How Big Data Can Help the Poorest and Most Vulnerable Members of the Community
Thu, April 22, 2021

How Big Data Can Help the Poorest and Most Vulnerable Members of the Community

Big Data should cater to the needs of healthcare workers and the vulnerable, namely mothers and children / Photo Credit: Somkid Thongdee (via Shutterstock)

 

Dr. Naveen Rao of American weekly news magazine Time noted how big data and other digital innovations have the capability to change people’s lives for the better— or perhaps, the other way around. Most male farmers utilize technology to improve their livelihoods. Farmers in the poorest of communities use mobile applications to “aggregate data across farms and parse it using artificial intelligence.” 

The apps, which are often available at low cost, are useful in countries such as India, where more than half of its population is dependent on the agriculture sector. However, this technology is unavailable to community health workers, who protect their families and patients from diseases and provide health services in their community. Most of these health workers are women.
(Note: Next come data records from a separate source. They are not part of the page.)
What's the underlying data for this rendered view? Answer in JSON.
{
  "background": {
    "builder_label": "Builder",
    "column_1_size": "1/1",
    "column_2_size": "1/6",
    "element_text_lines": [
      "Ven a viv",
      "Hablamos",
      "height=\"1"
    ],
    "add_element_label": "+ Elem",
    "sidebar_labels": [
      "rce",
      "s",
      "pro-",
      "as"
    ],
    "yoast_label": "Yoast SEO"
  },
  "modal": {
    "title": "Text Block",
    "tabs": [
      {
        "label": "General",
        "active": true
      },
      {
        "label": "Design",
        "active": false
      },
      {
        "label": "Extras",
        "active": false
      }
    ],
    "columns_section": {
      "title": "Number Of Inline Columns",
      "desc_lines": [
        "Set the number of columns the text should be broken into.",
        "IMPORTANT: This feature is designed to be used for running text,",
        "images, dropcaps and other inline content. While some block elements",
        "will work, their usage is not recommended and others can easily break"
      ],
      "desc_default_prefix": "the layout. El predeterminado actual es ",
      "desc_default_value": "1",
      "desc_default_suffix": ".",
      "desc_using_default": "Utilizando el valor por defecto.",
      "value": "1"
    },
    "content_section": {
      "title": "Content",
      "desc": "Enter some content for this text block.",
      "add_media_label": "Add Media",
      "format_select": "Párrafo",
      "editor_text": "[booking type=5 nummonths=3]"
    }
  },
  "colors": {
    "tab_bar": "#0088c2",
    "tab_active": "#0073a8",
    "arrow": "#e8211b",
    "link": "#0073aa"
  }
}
They “write down by hand details about mothers and children visited and services administered.” They report the data to government recordkeepers, and they get nothing in return. 

Data should cater to the health of the poorest and vulnerable members of the community, namely mothers and children. -In remote and poor areas, big data could be transformative by “providing critical intelligence” to enable health workers to triage care and resources to the most vulnerable. Health workers are responsible for making quick decisions and recording the families who consult them. If big data is helpful to farmers, then imagine how it would make a health worker’s job more efficient and less taxing. 

Let’s say 10 mothers-to-be are visiting a health worker’s clinic, but they have time to attend to five patients. With big data, it would suggest which patient would “have the highest-risk pregnancies” and require immediate attention. When those mothers give birth, big data would also show which newborns would struggle to survive, prompting the health worker to intervene. 

Sadly, the minds behind technology and big data do not take the time to empower community health workers with data analytic tools. Since there is limited commercial opportunity, it inevitably leads to a lack of data infrastructure, information quality, talent, and investment. 

Governments and private sectors from all over the globe should see how technology is beneficial for everyone. Technology should help in reducing inequality and building a healthier world.